Zach knelt beside her. He pulled her into his arms and God help her, she didn't have the will to say no. She would steal just a few minutes to relax against his chest, a chest even more wonderful than she'd dreamed it would be. And man, had she ever savored some secret dreams about that chest over the last six weeks. Musk and man swirled through her senses.

Comfort break officially over.

Julia inched away. "I don't cry."

Zach held firm. "I know."

Maybe she could stay another minute. "I won't cry now."

"Of course not."

"Life's all about attitude." Since she'd already tossed control to the wind for the moment, Julia allowed her fingers the pleasure of exploring the rough texture along his hairline, bristly hair trimmed short into a tapered military cut. "Crying doesn't fix anything but smiles can move mountains."

Or this man could, by sheer force of his will.

Zach didn't speak, his silent acceptance of her need to vent wearing down her resistance more than a thousand platitudes.

"I probably just need a good night's sleep."

"Babies have a way of making that tough."

Julia pulled free and tried to ignore the urge to climb back into his arms. "No, Patrick's not any trouble. He's such an easy baby, eats and sleeps most of the time. Sure, he has his moments, like when he doesn't want his feet uncovered. But he's such a blessing."

Zach nodded. "Yes, ma'am, he is."

"It's just..." Her restless hands landed on a poofy bear that had spilled from the diaper bag. Her thumb stroked a silky patch, soft like Patrick's tiny hands. "He demands so little but needs so much from me. I want his life to be normal, except I know I have to face reality too. He has some practical needs beyond what other mothers expect from their babies for the first year."

"Like what?"

She hesitated. Would he try to be there for those too? The man already had stretched his time paper-thin with his own life.


His tone left no room for argument, not that it really mattered. She knew well enough already that if she didn't tell him, he would find out anyway.

"Early intervention is important. Patrick's educational program calls for more than just talking myself hoarse to stimulate language. The appointments are mind-boggling, physical therapy, occupational therapy, along with the pediatric speech therapist. Zach, he probably won't walk until around twenty-four months. And then there's learning to talk, to feed himself, dress himself, so many milestones other parents expect to pass with ease."

Her thumb stroked comfort from the silky toy like a talisman. "This first year is crucial for helping Patrick reach his full potential."

She held up a hand to stop Zach from saying something that would launch her into another teary moment—and right back against that perfect chest.

"I know, Zach. I know. I'm really lucky."

He braced his forearm on the doorframe and leaned his head against it, sealing off the opening with his shoulders. Somehow he sealed off the rest of the world too until all she could see was Zach, his chest and those chocolate eyes that melted over her with warmth, comfort and damn it yes, excitement.
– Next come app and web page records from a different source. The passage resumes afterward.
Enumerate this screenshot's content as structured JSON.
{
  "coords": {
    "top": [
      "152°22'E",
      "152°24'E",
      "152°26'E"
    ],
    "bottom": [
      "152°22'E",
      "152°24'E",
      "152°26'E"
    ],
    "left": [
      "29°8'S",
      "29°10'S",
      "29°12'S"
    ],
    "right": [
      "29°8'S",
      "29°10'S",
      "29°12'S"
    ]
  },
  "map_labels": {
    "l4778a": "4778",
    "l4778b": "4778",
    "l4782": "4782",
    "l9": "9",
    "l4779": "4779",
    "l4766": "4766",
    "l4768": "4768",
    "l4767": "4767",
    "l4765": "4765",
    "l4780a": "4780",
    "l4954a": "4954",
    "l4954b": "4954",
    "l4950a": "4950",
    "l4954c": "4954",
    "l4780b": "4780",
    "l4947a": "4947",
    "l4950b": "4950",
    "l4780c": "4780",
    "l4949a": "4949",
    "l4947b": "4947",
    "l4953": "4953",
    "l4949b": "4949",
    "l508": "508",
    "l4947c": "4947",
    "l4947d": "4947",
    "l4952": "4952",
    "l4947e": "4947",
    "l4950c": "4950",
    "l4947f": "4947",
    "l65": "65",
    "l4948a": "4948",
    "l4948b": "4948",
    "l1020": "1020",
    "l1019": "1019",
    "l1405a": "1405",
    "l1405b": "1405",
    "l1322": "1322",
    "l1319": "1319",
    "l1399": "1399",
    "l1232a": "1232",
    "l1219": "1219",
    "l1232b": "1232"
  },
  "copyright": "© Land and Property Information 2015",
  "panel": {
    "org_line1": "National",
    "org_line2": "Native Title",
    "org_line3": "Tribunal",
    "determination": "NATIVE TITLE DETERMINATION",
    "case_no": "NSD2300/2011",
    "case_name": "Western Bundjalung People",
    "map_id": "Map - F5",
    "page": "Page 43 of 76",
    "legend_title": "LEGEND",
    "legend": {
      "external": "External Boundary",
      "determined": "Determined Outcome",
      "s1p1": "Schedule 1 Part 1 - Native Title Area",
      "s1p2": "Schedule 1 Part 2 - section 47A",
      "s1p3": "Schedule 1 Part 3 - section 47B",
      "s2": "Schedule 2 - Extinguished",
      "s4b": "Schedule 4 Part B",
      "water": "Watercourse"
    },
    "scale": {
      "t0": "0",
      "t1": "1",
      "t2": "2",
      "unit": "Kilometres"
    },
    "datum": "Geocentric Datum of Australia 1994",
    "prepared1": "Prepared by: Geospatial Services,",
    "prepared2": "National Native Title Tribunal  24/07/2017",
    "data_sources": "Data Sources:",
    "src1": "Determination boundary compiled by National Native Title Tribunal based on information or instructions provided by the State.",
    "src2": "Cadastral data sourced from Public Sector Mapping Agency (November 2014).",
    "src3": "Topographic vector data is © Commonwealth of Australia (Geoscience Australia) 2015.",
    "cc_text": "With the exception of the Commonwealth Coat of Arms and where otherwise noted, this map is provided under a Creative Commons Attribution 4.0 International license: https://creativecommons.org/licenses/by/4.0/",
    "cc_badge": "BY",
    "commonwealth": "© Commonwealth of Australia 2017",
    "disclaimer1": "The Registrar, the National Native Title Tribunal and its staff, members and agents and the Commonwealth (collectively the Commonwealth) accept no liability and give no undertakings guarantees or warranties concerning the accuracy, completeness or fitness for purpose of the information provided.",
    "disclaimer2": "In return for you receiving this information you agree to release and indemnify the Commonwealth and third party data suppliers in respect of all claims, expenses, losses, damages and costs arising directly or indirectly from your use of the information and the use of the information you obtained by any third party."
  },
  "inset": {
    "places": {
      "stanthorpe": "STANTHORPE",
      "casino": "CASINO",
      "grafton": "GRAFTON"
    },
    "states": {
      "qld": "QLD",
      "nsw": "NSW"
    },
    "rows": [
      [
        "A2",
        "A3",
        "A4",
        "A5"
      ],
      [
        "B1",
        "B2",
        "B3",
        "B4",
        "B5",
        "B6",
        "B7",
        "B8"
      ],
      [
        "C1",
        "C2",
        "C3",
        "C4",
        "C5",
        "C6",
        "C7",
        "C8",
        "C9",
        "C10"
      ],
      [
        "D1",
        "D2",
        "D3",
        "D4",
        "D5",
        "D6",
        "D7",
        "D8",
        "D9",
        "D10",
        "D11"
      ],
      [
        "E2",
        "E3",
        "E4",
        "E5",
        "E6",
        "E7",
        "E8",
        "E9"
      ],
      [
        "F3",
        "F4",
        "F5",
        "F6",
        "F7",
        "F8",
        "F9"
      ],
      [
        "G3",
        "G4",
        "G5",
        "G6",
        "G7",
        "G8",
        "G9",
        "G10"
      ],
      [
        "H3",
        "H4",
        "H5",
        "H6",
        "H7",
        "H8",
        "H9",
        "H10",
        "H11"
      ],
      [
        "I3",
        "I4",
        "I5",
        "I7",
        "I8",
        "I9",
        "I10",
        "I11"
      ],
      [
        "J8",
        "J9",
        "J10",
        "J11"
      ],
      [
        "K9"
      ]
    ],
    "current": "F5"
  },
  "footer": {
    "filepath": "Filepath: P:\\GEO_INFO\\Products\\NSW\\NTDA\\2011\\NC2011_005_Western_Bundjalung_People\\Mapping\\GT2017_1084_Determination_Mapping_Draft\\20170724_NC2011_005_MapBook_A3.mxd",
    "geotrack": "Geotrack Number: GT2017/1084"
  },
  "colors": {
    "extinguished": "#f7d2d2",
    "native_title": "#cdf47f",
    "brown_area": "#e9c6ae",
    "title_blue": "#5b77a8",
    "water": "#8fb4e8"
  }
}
"Lady, from where I'm looking, you've had a helluva year," he drawled. "You've lost your husband. Had a baby alone. And now you have some very real concerns for your kid.